When dozens of reporters surrounded his two-story house Thursday, he made some rather interesting demands for anyone who wanted to talk to him.
“Wait a minute, I want my free lunch first,” Nakamoto said, referring to asking for a reporter who understood Japanese and who would buy him a free lunch.
“I’m going with this guy,” he added, indicating a reporter from the Associated Press (AP) news service; and he ultimately did get lunch at a sushi restaurant before heading to the AP’s offices in Los Angeles. On their way, the reporter and Nakamoto were followed through L.A. by a throng of reporters, creating a bizarre – and amusing – car chase that was quite different in tone and intensity from the famous O.J. Simpson chase nearly 20 years ago.
Nakamoto had some more pertinent things to say as well.
“I’m not in Bitcoin, I don’t know anything about it,” he said while fleeing his home.
Misquoted or Misunderstood
Later, in his AP interview, Nakamoto elaborated on his remarks.

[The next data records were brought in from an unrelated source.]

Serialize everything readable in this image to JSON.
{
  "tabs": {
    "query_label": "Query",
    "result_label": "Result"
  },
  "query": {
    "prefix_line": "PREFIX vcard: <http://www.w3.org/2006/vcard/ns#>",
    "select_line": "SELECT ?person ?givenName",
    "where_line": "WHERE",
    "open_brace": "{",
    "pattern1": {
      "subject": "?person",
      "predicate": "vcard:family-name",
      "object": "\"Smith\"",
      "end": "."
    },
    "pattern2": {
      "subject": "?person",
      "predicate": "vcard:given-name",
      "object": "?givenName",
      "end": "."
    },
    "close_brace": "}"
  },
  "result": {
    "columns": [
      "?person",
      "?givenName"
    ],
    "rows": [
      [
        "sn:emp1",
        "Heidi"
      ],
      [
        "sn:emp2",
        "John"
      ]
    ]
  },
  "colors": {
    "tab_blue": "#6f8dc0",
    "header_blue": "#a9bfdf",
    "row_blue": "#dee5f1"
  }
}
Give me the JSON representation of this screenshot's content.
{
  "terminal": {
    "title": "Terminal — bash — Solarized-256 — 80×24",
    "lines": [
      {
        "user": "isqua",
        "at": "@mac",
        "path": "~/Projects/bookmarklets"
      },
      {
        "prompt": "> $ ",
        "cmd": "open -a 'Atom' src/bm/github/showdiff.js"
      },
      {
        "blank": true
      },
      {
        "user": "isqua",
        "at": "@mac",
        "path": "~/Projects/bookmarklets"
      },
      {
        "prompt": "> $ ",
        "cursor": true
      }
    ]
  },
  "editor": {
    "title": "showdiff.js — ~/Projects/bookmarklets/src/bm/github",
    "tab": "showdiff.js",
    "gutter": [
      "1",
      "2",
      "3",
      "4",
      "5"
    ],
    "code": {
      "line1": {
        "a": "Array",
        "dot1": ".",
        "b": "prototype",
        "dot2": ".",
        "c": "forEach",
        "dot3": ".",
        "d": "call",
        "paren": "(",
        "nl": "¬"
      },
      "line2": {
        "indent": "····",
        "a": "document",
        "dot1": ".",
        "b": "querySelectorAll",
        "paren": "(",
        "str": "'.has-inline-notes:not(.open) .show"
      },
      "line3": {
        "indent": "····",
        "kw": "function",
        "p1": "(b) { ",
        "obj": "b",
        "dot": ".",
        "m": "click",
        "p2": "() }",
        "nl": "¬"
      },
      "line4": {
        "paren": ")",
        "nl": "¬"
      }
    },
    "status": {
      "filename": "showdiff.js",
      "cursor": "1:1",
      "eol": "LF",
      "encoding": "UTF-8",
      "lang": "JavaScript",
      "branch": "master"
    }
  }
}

He claimed to be misquoted – or rather, simply misunderstood – in part of his short interview with Newsweek, where he told the reporter, “I am no longer involved in that and I cannot discuss it.”

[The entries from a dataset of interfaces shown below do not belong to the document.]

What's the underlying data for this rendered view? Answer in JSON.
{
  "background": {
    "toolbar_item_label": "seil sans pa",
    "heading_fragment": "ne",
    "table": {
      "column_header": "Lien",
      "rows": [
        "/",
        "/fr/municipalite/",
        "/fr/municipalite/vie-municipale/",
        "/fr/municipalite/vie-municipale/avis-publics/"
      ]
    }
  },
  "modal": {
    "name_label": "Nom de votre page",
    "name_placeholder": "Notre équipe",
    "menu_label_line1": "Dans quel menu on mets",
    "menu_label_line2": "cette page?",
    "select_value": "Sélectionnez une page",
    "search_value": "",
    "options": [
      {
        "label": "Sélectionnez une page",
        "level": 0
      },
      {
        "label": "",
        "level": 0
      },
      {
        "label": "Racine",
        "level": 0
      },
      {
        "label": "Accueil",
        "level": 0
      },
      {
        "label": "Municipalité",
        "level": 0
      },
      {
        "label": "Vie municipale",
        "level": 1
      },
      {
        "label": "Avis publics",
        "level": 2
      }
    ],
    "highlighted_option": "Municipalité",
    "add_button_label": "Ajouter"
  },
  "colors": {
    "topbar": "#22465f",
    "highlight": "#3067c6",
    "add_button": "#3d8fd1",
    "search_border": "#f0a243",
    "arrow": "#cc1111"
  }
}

Nakamoto said he had not said that – at least not in those particular words.
“I’m saying I’m no longer in engineering. That’s it,” Nakamoto told the AP. “It sounded like I was involved before with Bitcoin and looked like I’m not involved now. That’s not what I meant. I want to clarify that.”
Members of the Bitcoin community have debated whether or not Nakamoto is the Nakamoto, with a message from the account which first introduced Bitcoin to the world saying that “I’m not Dorian Nakamoto.” The Bitcoin Foundation has said that they have no “conclusive evidence” that Dorian Nakamoto is the original designer of Bitcoin. Meanwhile, Newsweek writer Leah McGrath Goodman has stood by the story, saying that her conversation with Mr. Nakamoto was clear.
“There was no confusion whatsoever about the context of our conversation – and his acknowledgment of his involvement in Bitcoin,” Goodman said.
The story on Nakamoto hasn’t completely taken attention away from the saga of MtGox, the beleaguered Bitcoin exchange. Having already filed for bankruptcy protection in Japan just recently, the company did the same in the United States on Sunday, doing so in a Dallas court. The move may be a reaction to a class-action suit filed against MtGox in Chicago.
The collapse of MtGox has also earned it some extra scrutiny from U.S. politicians. Senator Joe Manchin (D-West Virginia), a member of the Senate Banking Committee, asked regulators to ban its use due to concerns over its use to bankroll illegal activities in the United States and abroad.